Supplied material: Begin
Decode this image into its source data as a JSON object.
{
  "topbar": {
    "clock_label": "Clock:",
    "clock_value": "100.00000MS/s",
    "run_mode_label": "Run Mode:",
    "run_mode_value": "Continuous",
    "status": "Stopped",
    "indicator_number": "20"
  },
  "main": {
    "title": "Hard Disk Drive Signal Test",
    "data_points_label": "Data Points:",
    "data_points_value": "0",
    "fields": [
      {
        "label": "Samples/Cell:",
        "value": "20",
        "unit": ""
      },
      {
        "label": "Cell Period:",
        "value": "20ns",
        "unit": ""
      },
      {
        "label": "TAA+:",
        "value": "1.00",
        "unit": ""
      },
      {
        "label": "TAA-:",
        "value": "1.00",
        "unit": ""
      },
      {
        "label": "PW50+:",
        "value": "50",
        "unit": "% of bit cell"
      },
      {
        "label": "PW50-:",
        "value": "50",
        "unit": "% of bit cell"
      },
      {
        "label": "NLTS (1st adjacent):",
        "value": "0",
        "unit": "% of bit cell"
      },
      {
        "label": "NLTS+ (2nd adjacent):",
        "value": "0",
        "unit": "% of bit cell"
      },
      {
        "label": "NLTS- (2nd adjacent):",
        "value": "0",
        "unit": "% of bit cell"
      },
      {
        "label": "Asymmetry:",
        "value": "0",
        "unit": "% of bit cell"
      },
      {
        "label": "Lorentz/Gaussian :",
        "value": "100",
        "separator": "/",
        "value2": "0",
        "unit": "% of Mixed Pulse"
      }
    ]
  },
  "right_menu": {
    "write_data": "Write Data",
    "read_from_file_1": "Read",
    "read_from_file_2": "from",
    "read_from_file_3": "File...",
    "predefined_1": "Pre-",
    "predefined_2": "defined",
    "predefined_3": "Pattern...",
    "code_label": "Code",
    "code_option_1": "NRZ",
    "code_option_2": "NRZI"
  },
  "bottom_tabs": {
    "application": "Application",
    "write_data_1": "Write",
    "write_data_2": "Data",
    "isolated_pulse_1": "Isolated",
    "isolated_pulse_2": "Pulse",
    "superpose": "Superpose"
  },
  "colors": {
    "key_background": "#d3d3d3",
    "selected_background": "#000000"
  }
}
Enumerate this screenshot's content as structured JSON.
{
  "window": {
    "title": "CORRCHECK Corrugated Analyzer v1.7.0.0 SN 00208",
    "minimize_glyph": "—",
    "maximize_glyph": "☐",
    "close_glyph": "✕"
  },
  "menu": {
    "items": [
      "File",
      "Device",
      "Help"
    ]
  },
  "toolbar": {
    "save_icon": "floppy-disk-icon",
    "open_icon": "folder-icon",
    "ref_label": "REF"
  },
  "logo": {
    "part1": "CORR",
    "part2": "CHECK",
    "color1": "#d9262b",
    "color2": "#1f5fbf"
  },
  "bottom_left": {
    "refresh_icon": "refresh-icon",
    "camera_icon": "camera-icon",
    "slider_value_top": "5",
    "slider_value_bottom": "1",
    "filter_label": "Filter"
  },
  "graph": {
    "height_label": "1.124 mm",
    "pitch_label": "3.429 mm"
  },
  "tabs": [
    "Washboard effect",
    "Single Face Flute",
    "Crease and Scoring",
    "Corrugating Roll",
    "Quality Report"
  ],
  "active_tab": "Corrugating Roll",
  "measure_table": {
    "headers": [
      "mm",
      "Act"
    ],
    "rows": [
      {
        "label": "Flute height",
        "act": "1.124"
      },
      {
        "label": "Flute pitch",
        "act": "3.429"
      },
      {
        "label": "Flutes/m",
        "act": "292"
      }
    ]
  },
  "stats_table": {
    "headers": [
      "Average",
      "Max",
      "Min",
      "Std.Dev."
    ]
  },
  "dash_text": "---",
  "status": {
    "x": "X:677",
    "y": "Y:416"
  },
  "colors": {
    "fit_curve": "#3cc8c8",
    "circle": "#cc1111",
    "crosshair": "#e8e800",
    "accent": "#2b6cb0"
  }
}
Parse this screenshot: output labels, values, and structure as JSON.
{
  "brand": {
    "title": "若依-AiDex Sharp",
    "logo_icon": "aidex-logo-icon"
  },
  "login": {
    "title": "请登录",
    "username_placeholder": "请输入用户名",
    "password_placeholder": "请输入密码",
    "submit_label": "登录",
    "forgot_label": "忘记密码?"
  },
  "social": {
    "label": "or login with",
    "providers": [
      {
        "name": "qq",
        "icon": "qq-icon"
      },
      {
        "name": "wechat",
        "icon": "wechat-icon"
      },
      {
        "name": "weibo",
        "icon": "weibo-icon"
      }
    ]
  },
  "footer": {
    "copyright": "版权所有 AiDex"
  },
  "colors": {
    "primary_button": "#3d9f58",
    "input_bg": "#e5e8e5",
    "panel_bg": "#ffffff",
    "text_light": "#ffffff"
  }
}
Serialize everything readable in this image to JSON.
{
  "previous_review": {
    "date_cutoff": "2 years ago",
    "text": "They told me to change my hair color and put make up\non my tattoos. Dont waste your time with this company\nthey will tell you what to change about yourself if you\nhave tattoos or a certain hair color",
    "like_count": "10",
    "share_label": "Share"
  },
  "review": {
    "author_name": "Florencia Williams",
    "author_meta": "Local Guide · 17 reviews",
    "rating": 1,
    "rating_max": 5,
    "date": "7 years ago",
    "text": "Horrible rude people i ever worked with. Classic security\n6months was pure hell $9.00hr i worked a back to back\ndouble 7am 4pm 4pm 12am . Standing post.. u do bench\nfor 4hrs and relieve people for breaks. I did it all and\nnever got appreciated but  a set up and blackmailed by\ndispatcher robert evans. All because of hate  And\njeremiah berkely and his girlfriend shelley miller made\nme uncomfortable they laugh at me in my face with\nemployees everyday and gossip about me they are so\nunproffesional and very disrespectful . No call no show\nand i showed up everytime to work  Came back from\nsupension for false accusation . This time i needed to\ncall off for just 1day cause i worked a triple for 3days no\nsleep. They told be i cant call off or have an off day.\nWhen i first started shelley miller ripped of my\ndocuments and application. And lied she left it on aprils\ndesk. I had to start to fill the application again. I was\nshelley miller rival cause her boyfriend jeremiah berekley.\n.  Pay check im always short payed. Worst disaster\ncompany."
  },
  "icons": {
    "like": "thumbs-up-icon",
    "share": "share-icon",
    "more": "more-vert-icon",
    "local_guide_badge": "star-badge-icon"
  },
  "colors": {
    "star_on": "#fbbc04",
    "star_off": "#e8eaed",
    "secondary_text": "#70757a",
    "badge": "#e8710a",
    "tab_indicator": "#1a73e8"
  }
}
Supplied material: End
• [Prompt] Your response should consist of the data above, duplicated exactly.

• [Exercise result]
Decode this image into its source data as a JSON object.
{
  "topbar": {
    "clock_label": "Clock:",
    "clock_value": "100.00000MS/s",
    "run_mode_label": "Run Mode:",
    "run_mode_value": "Continuous",
    "status": "Stopped",
    "indicator_number": "20"
  },
  "main": {
    "title": "Hard Disk Drive Signal Test",
    "data_points_label": "Data Points:",
    "data_points_value": "0",
    "fields": [
      {
        "label": "Samples/Cell:",
        "value": "20",
        "unit": ""
      },
      {
        "label": "Cell Period:",
        "value": "20ns",
        "unit": ""
      },
      {
        "label": "TAA+:",
        "value": "1.00",
        "unit": ""
      },
      {
        "label": "TAA-:",
        "value": "1.00",
        "unit": ""
      },
      {
        "label": "PW50+:",
        "value": "50",
        "unit": "% of bit cell"
      },
      {
        "label": "PW50-:",
        "value": "50",
        "unit": "% of bit cell"
      },
      {
        "label": "NLTS (1st adjacent):",
        "value": "0",
        "unit": "% of bit cell"
      },
      {
        "label": "NLTS+ (2nd adjacent):",
        "value": "0",
        "unit": "% of bit cell"
      },
      {
        "label": "NLTS- (2nd adjacent):",
        "value": "0",
        "unit": "% of bit cell"
      },
      {
        "label": "Asymmetry:",
        "value": "0",
        "unit": "% of bit cell"
      },
      {
        "label": "Lorentz/Gaussian :",
        "value": "100",
        "separator": "/",
        "value2": "0",
        "unit": "% of Mixed Pulse"
      }
    ]
  },
  "right_menu": {
    "write_data": "Write Data",
    "read_from_file_1": "Read",
    "read_from_file_2": "from",
    "read_from_file_3": "File...",
    "predefined_1": "Pre-",
    "predefined_2": "defined",
    "predefined_3": "Pattern...",
    "code_label": "Code",
    "code_option_1": "NRZ",
    "code_option_2": "NRZI"
  },
  "bottom_tabs": {
    "application": "Application",
    "write_data_1": "Write",
    "write_data_2": "Data",
    "isolated_pulse_1": "Isolated",
    "isolated_pulse_2": "Pulse",
    "superpose": "Superpose"
  },
  "colors": {
    "key_background": "#d3d3d3",
    "selected_background": "#000000"
  }
}
Enumerate this screenshot's content as structured JSON.
{
  "window": {
    "title": "CORRCHECK Corrugated Analyzer v1.7.0.0 SN 00208",
    "minimize_glyph": "—",
    "maximize_glyph": "☐",
    "close_glyph": "✕"
  },
  "menu": {
    "items": [
      "File",
      "Device",
      "Help"
    ]
  },
  "toolbar": {
    "save_icon": "floppy-disk-icon",
    "open_icon": "folder-icon",
    "ref_label": "REF"
  },
  "logo": {
    "part1": "CORR",
    "part2": "CHECK",
    "color1": "#d9262b",
    "color2": "#1f5fbf"
  },
  "bottom_left": {
    "refresh_icon": "refresh-icon",
    "camera_icon": "camera-icon",
    "slider_value_top": "5",
    "slider_value_bottom": "1",
    "filter_label": "Filter"
  },
  "graph": {
    "height_label": "1.124 mm",
    "pitch_label": "3.429 mm"
  },
  "tabs": [
    "Washboard effect",
    "Single Face Flute",
    "Crease and Scoring",
    "Corrugating Roll",
    "Quality Report"
  ],
  "active_tab": "Corrugating Roll",
  "measure_table": {
    "headers": [
      "mm",
      "Act"
    ],
    "rows": [
      {
        "label": "Flute height",
        "act": "1.124"
      },
      {
        "label": "Flute pitch",
        "act": "3.429"
      },
      {
        "label": "Flutes/m",
        "act": "292"
      }
    ]
  },
  "stats_table": {
    "headers": [
      "Average",
      "Max",
      "Min",
      "Std.Dev."
    ]
  },
  "dash_text": "---",
  "status": {
    "x": "X:677",
    "y": "Y:416"
  },
  "colors": {
    "fit_curve": "#3cc8c8",
    "circle": "#cc1111",
    "crosshair": "#e8e800",
    "accent": "#2b6cb0"
  }
}
Parse this screenshot: output labels, values, and structure as JSON.
{
  "brand": {
    "title": "若依-AiDex Sharp",
    "logo_icon": "aidex-logo-icon"
  },
  "login": {
    "title": "请登录",
    "username_placeholder": "请输入用户名",
    "password_placeholder": "请输入密码",
    "submit_label": "登录",
    "forgot_label": "忘记密码?"
  },
  "social": {
    "label": "or login with",
    "providers": [
      {
        "name": "qq",
        "icon": "qq-icon"
      },
      {
        "name": "wechat",
        "icon": "wechat-icon"
      },
      {
        "name": "weibo",
        "icon": "weibo-icon"
      }
    ]
  },
  "footer": {
    "copyright": "版权所有 AiDex"
  },
  "colors": {
    "primary_button": "#3d9f58",
    "input_bg": "#e5e8e5",
    "panel_bg": "#ffffff",
    "text_light": "#ffffff"
  }
}
Serialize everything readable in this image to JSON.
{
  "previous_review": {
    "date_cutoff": "2 years ago",
    "text": "They told me to change my hair color and put make up\non my tattoos. Dont waste your time with this company\nthey will tell you what to change about yourself if you\nhave tattoos or a certain hair color",
    "like_count": "10",
    "share_label": "Share"
  },
  "review": {
    "author_name": "Florencia Williams",
    "author_meta": "Local Guide · 17 reviews",
    "rating": 1,
    "rating_max": 5,
    "date": "7 years ago",
    "text": "Horrible rude people i ever worked with. Classic security\n6months was pure hell $9.00hr i worked a back to back\ndouble 7am 4pm 4pm 12am . Standing post.. u do bench\nfor 4hrs and relieve people for breaks. I did it all and\nnever got appreciated but  a set up and blackmailed by\ndispatcher robert evans. All because of hate  And\njeremiah berkely and his girlfriend shelley miller made\nme uncomfortable they laugh at me in my face with\nemployees everyday and gossip about me they are so\nunproffesional and very disrespectful . No call no show\nand i showed up everytime to work  Came back from\nsupension for false accusation . This time i needed to\ncall off for just 1day cause i worked a triple for 3days no\nsleep. They told be i cant call off or have an off day.\nWhen i first started shelley miller ripped of my\ndocuments and application. And lied she left it on aprils\ndesk. I had to start to fill the application again. I was\nshelley miller rival cause her boyfriend jeremiah berekley.\n.  Pay check im always short payed. Worst disaster\ncompany."
  },
  "icons": {
    "like": "thumbs-up-icon",
    "share": "share-icon",
    "more": "more-vert-icon",
    "local_guide_badge": "star-badge-icon"
  },
  "colors": {
    "star_on": "#fbbc04",
    "star_off": "#e8eaed",
    "secondary_text": "#70757a",
    "badge": "#e8710a",
    "tab_indicator": "#1a73e8"
  }
}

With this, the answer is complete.